### EXERCISE
Set down each line of the material that follows, exactly, with no pictures.

### INPUT FOR THIS TASK
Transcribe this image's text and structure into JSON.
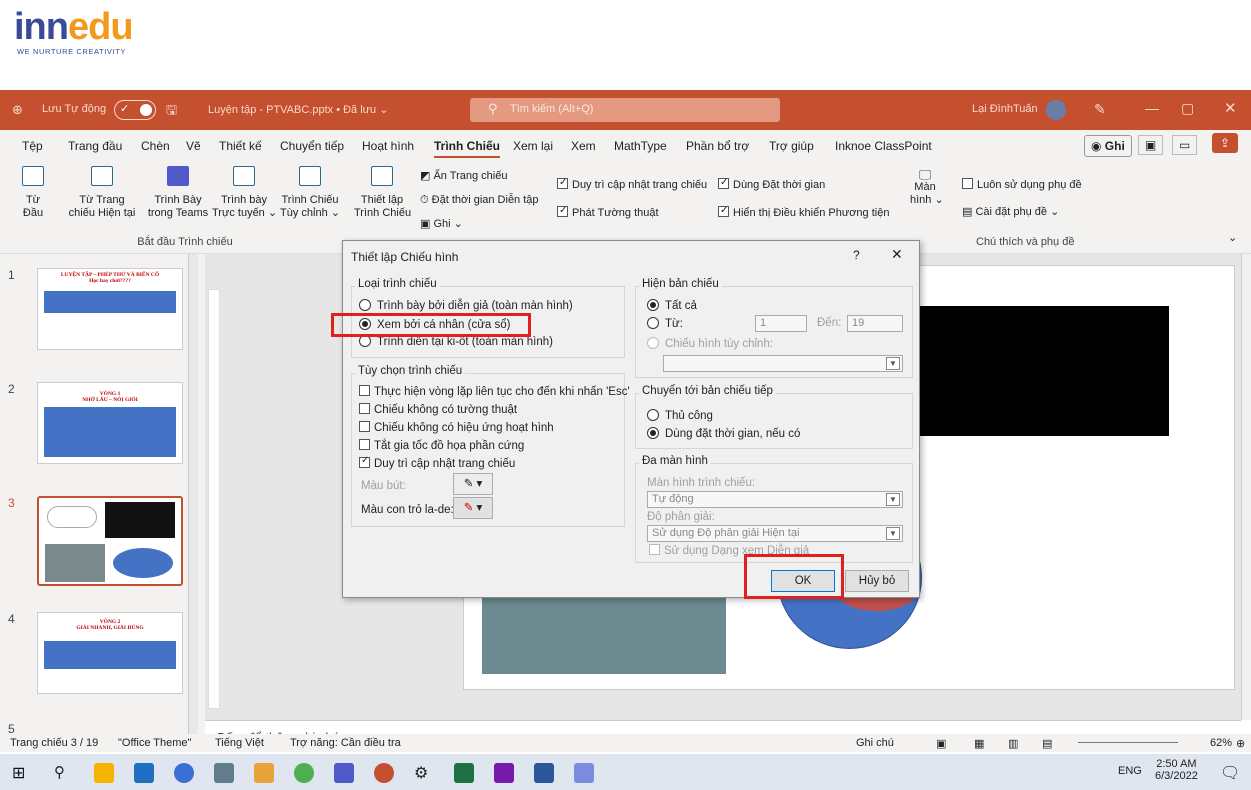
{
  "logo": {
    "brand_left": "inn",
    "brand_right": "edu",
    "tagline": "WE NURTURE CREATIVITY"
  },
  "titlebar": {
    "autosave": "Lưu Tự động",
    "toggle_on": "✓",
    "file": "Luyện tập - PTVABC.pptx • Đã lưu ⌄",
    "search_placeholder": "Tìm kiếm (Alt+Q)",
    "user": "Lại ĐìnhTuấn",
    "color": "#c4502f"
  },
  "menu": {
    "items": [
      "Tệp",
      "Trang đầu",
      "Chèn",
      "Vẽ",
      "Thiết kế",
      "Chuyển tiếp",
      "Hoạt hình",
      "Trình Chiếu",
      "Xem lại",
      "Xem",
      "MathType",
      "Phần bổ trợ",
      "Trợ giúp",
      "Inknoe ClassPoint"
    ],
    "active": "Trình Chiếu",
    "record": "◉ Ghi"
  },
  "ribbon": {
    "b1": "Từ\nĐầu",
    "b2": "Từ Trang\nchiếu Hiện tại",
    "b3": "Trình Bày\ntrong Teams",
    "b4": "Trình bày\nTrực tuyến ⌄",
    "b5": "Trình Chiếu\nTùy chỉnh ⌄",
    "group1": "Bắt đầu Trình chiếu",
    "setup": "Thiết lập\nTrình Chiếu",
    "hide": "Ẩn Trang chiếu",
    "rehearse": "Đặt thời gian Diễn tập",
    "record": "Ghi ⌄",
    "c1": "Duy trì cập nhật trang chiếu",
    "c2": "Phát Tường thuật",
    "c3": "Dùng Đặt thời gian",
    "c4": "Hiển thị Điều khiển Phương tiện",
    "monitor": "Màn\nhình ⌄",
    "subs_always": "Luôn sử dụng phụ đề",
    "subs_settings": "Cài đặt phụ đề ⌄",
    "group_subs": "Chú thích và phụ đề"
  },
  "thumbs": [
    {
      "n": "1",
      "title": "LUYỆN TẬP – PHÉP THỬ VÀ BIẾN CỐ\nHọc hay chơi????"
    },
    {
      "n": "2",
      "title": "VÒNG 1\nNHỚ LÂU – NÓI GIỎI"
    },
    {
      "n": "3",
      "title": ""
    },
    {
      "n": "4",
      "title": "VÒNG 2\nGIẢI NHANH, GIẢI ĐÚNG"
    },
    {
      "n": "5",
      "title": ""
    }
  ],
  "notes": "Bấm để thêm ghi chú",
  "status": {
    "slide": "Trang chiếu 3 / 19",
    "theme": "\"Office Theme\"",
    "lang": "Tiếng Việt",
    "access": "Trợ năng: Cần điều tra",
    "notes_btn": "Ghi chú",
    "zoom": "62%"
  },
  "taskbar": {
    "time": "2:50 AM",
    "date": "6/3/2022",
    "lang": "ENG"
  },
  "dialog": {
    "title": "Thiết lập Chiếu hình",
    "help": "?",
    "close": "✕",
    "type_group": "Loại trình chiếu",
    "type_opts": [
      "Trình bày bởi diễn giả (toàn màn hình)",
      "Xem bởi cá nhân (cửa sổ)",
      "Trình diễn tại ki-ốt (toàn màn hình)"
    ],
    "show_group": "Hiện bản chiếu",
    "show_all": "Tất cả",
    "show_from": "Từ:",
    "from_val": "1",
    "to_label": "Đến:",
    "to_val": "19",
    "custom": "Chiếu hình tùy chỉnh:",
    "opts_group": "Tùy chọn trình chiếu",
    "opts": [
      "Thực hiện vòng lặp liên tục cho đến khi nhấn 'Esc'",
      "Chiếu không có tường thuật",
      "Chiếu không có hiệu ứng hoạt hình",
      "Tắt gia tốc đồ họa phần cứng",
      "Duy trì cập nhật trang chiếu"
    ],
    "pen": "Màu bút:",
    "laser": "Màu con trỏ la-de:",
    "adv_group": "Chuyển tới bản chiếu tiếp",
    "adv_manual": "Thủ công",
    "adv_timing": "Dùng đặt thời gian, nếu có",
    "multi_group": "Đa màn hình",
    "monitor_label": "Màn hình trình chiếu:",
    "monitor_val": "Tự động",
    "res_label": "Độ phân giải:",
    "res_val": "Sử dụng Độ phân giải Hiện tại",
    "presenter": "Sử dụng Dạng xem Diễn giả",
    "ok": "OK",
    "cancel": "Hủy bỏ"
  }
}
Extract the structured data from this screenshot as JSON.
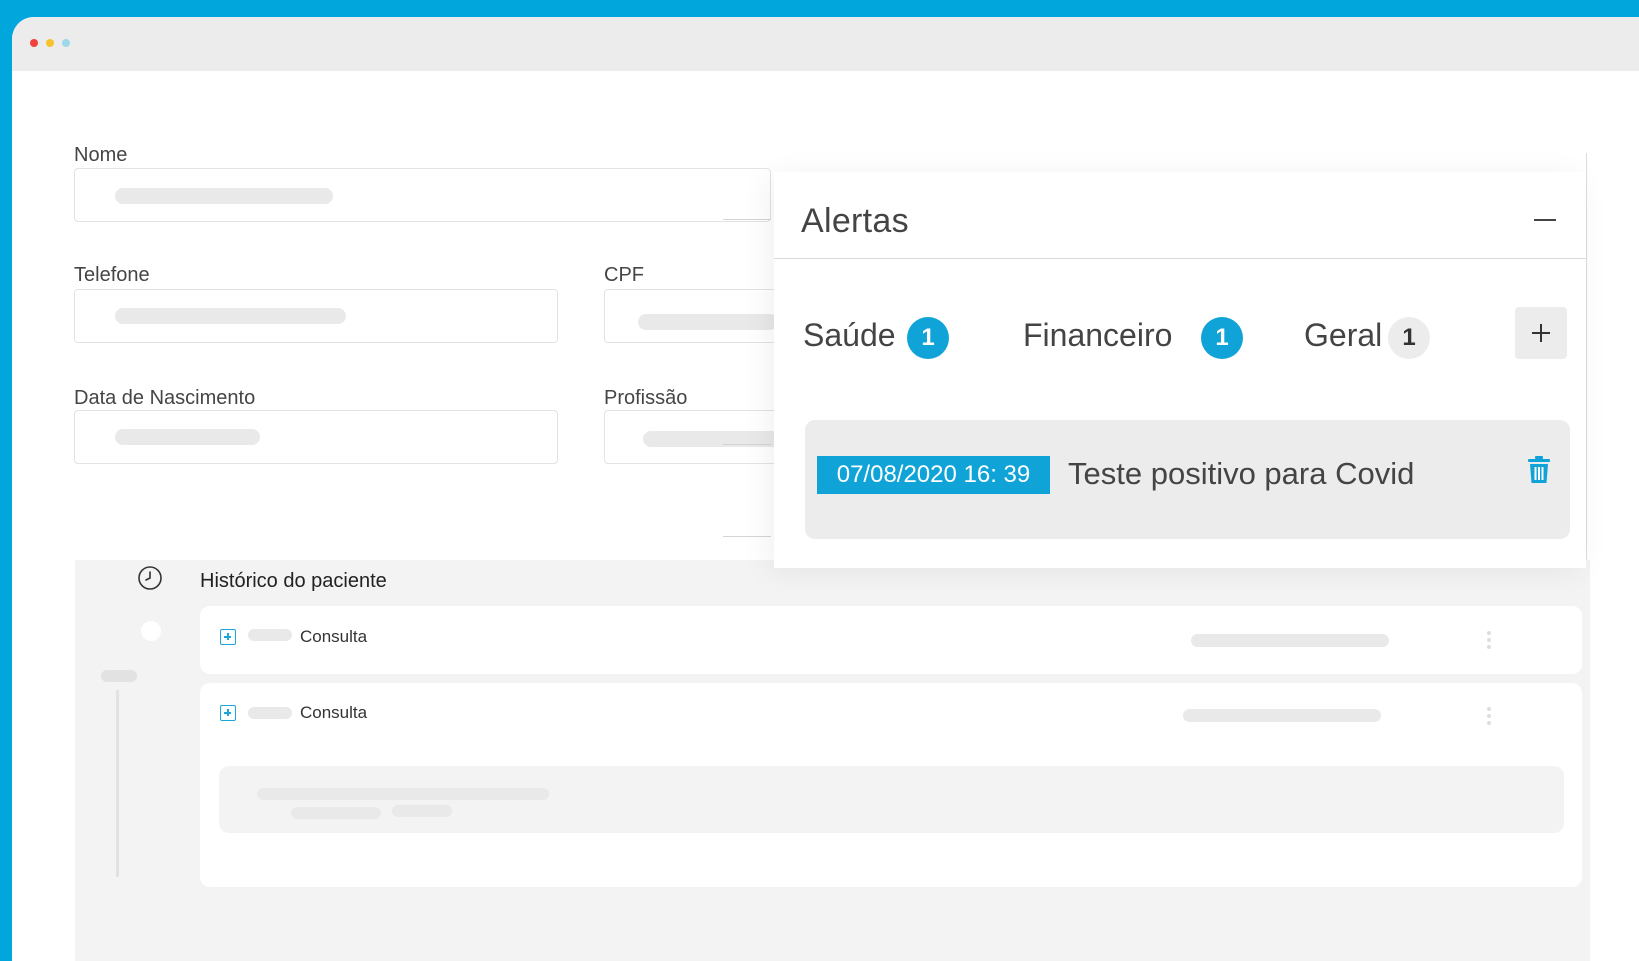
{
  "form": {
    "nome_label": "Nome",
    "telefone_label": "Telefone",
    "cpf_label": "CPF",
    "nascimento_label": "Data de Nascimento",
    "profissao_label": "Profissão"
  },
  "history": {
    "title": "Histórico do paciente",
    "cards": [
      {
        "label": "Consulta"
      },
      {
        "label": "Consulta"
      }
    ]
  },
  "alerts": {
    "title": "Alertas",
    "tabs": [
      {
        "label": "Saúde",
        "count": "1"
      },
      {
        "label": "Financeiro",
        "count": "1"
      },
      {
        "label": "Geral",
        "count": "1"
      }
    ],
    "items": [
      {
        "date": "07/08/2020 16: 39",
        "text": "Teste positivo para Covid"
      }
    ]
  },
  "colors": {
    "accent": "#0fa3d8",
    "frame": "#00a6dc"
  },
  "icons": {
    "history": "clock-icon",
    "expand": "plus-square-icon",
    "delete": "trash-icon",
    "collapse": "minus-icon",
    "add": "plus-icon",
    "menu": "kebab-icon"
  }
}
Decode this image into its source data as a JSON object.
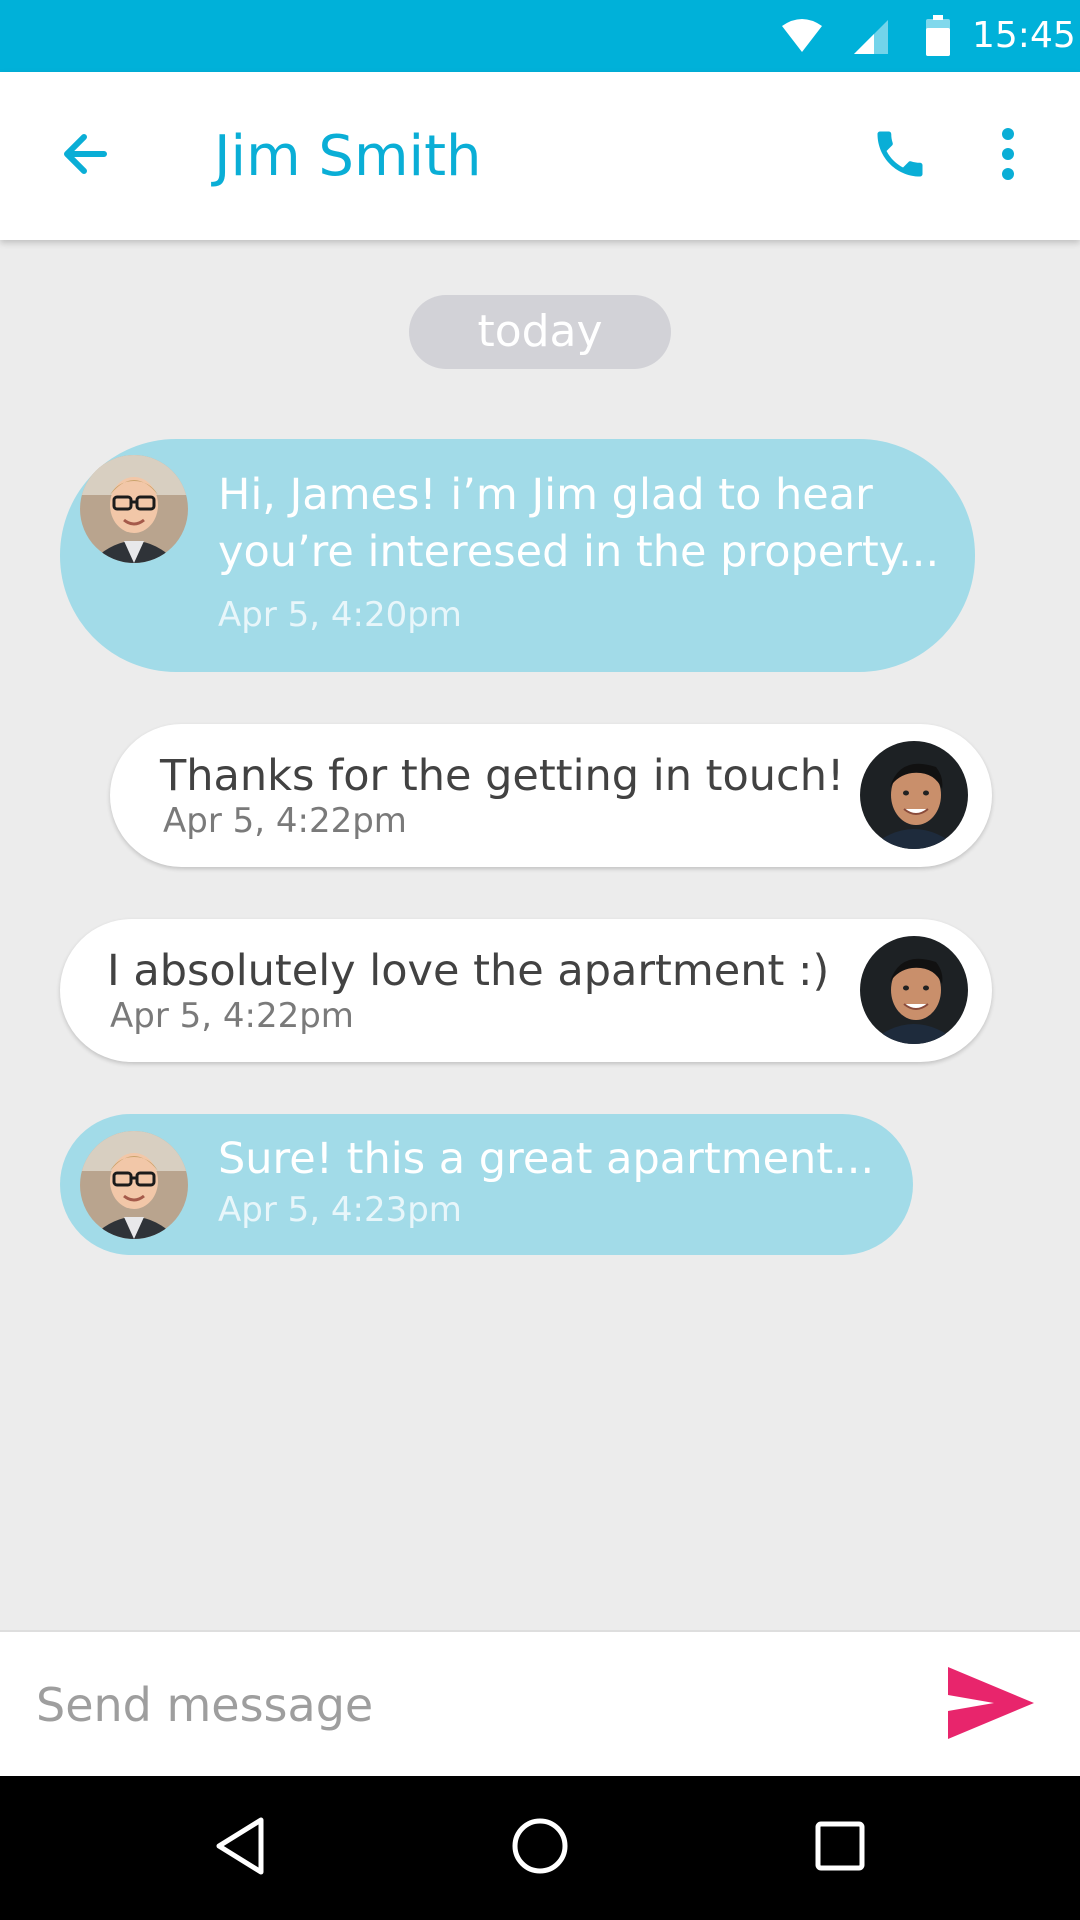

### ANSWER SECTION
Transcribe this image's text and structure into JSON.
{
  "logo": {
    "brand_left": "inn",
    "brand_right": "edu",
    "tagline": "WE NURTURE CREATIVITY"
  },
  "titlebar": {
    "autosave": "Lưu Tự động",
    "toggle_on": "✓",
    "file": "Luyện tập - PTVABC.pptx • Đã lưu ⌄",
    "search_placeholder": "Tìm kiếm (Alt+Q)",
    "user": "Lại ĐìnhTuấn",
    "color": "#c4502f"
  },
  "menu": {
    "items": [
      "Tệp",
      "Trang đầu",
      "Chèn",
      "Vẽ",
      "Thiết kế",
      "Chuyển tiếp",
      "Hoạt hình",
      "Trình Chiếu",
      "Xem lại",
      "Xem",
      "MathType",
      "Phần bổ trợ",
      "Trợ giúp",
      "Inknoe ClassPoint"
    ],
    "active": "Trình Chiếu",
    "record": "◉ Ghi"
  },
  "ribbon": {
    "b1": "Từ\nĐầu",
    "b2": "Từ Trang\nchiếu Hiện tại",
    "b3": "Trình Bày\ntrong Teams",
    "b4": "Trình bày\nTrực tuyến ⌄",
    "b5": "Trình Chiếu\nTùy chỉnh ⌄",
    "group1": "Bắt đầu Trình chiếu",
    "setup": "Thiết lập\nTrình Chiếu",
    "hide": "Ẩn Trang chiếu",
    "rehearse": "Đặt thời gian Diễn tập",
    "record": "Ghi ⌄",
    "c1": "Duy trì cập nhật trang chiếu",
    "c2": "Phát Tường thuật",
    "c3": "Dùng Đặt thời gian",
    "c4": "Hiển thị Điều khiển Phương tiện",
    "monitor": "Màn\nhình ⌄",
    "subs_always": "Luôn sử dụng phụ đề",
    "subs_settings": "Cài đặt phụ đề ⌄",
    "group_subs": "Chú thích và phụ đề"
  },
  "thumbs": [
    {
      "n": "1",
      "title": "LUYỆN TẬP – PHÉP THỬ VÀ BIẾN CỐ\nHọc hay chơi????"
    },
    {
      "n": "2",
      "title": "VÒNG 1\nNHỚ LÂU – NÓI GIỎI"
    },
    {
      "n": "3",
      "title": ""
    },
    {
      "n": "4",
      "title": "VÒNG 2\nGIẢI NHANH, GIẢI ĐÚNG"
    },
    {
      "n": "5",
      "title": ""
    }
  ],
  "notes": "Bấm để thêm ghi chú",
  "status": {
    "slide": "Trang chiếu 3 / 19",
    "theme": "\"Office Theme\"",
    "lang": "Tiếng Việt",
    "access": "Trợ năng: Cần điều tra",
    "notes_btn": "Ghi chú",
    "zoom": "62%"
  },
  "taskbar": {
    "time": "2:50 AM",
    "date": "6/3/2022",
    "lang": "ENG"
  },
  "dialog": {
    "title": "Thiết lập Chiếu hình",
    "help": "?",
    "close": "✕",
    "type_group": "Loại trình chiếu",
    "type_opts": [
      "Trình bày bởi diễn giả (toàn màn hình)",
      "Xem bởi cá nhân (cửa sổ)",
      "Trình diễn tại ki-ốt (toàn màn hình)"
    ],
    "show_group": "Hiện bản chiếu",
    "show_all": "Tất cả",
    "show_from": "Từ:",
    "from_val": "1",
    "to_label": "Đến:",
    "to_val": "19",
    "custom": "Chiếu hình tùy chỉnh:",
    "opts_group": "Tùy chọn trình chiếu",
    "opts": [
      "Thực hiện vòng lặp liên tục cho đến khi nhấn 'Esc'",
      "Chiếu không có tường thuật",
      "Chiếu không có hiệu ứng hoạt hình",
      "Tắt gia tốc đồ họa phần cứng",
      "Duy trì cập nhật trang chiếu"
    ],
    "pen": "Màu bút:",
    "laser": "Màu con trỏ la-de:",
    "adv_group": "Chuyển tới bản chiếu tiếp",
    "adv_manual": "Thủ công",
    "adv_timing": "Dùng đặt thời gian, nếu có",
    "multi_group": "Đa màn hình",
    "monitor_label": "Màn hình trình chiếu:",
    "monitor_val": "Tự động",
    "res_label": "Độ phân giải:",
    "res_val": "Sử dụng Độ phân giải Hiện tại",
    "presenter": "Sử dụng Dạng xem Diễn giả",
    "ok": "OK",
    "cancel": "Hủy bỏ"
  }
}
Extract the structured data from this screenshot as JSON.
{
  "form": {
    "nome_label": "Nome",
    "telefone_label": "Telefone",
    "cpf_label": "CPF",
    "nascimento_label": "Data de Nascimento",
    "profissao_label": "Profissão"
  },
  "history": {
    "title": "Histórico do paciente",
    "cards": [
      {
        "label": "Consulta"
      },
      {
        "label": "Consulta"
      }
    ]
  },
  "alerts": {
    "title": "Alertas",
    "tabs": [
      {
        "label": "Saúde",
        "count": "1"
      },
      {
        "label": "Financeiro",
        "count": "1"
      },
      {
        "label": "Geral",
        "count": "1"
      }
    ],
    "items": [
      {
        "date": "07/08/2020 16: 39",
        "text": "Teste positivo para Covid"
      }
    ]
  },
  "colors": {
    "accent": "#0fa3d8",
    "frame": "#00a6dc"
  },
  "icons": {
    "history": "clock-icon",
    "expand": "plus-square-icon",
    "delete": "trash-icon",
    "collapse": "minus-icon",
    "add": "plus-icon",
    "menu": "kebab-icon"
  }
}
Decode this image into its source data as a JSON object.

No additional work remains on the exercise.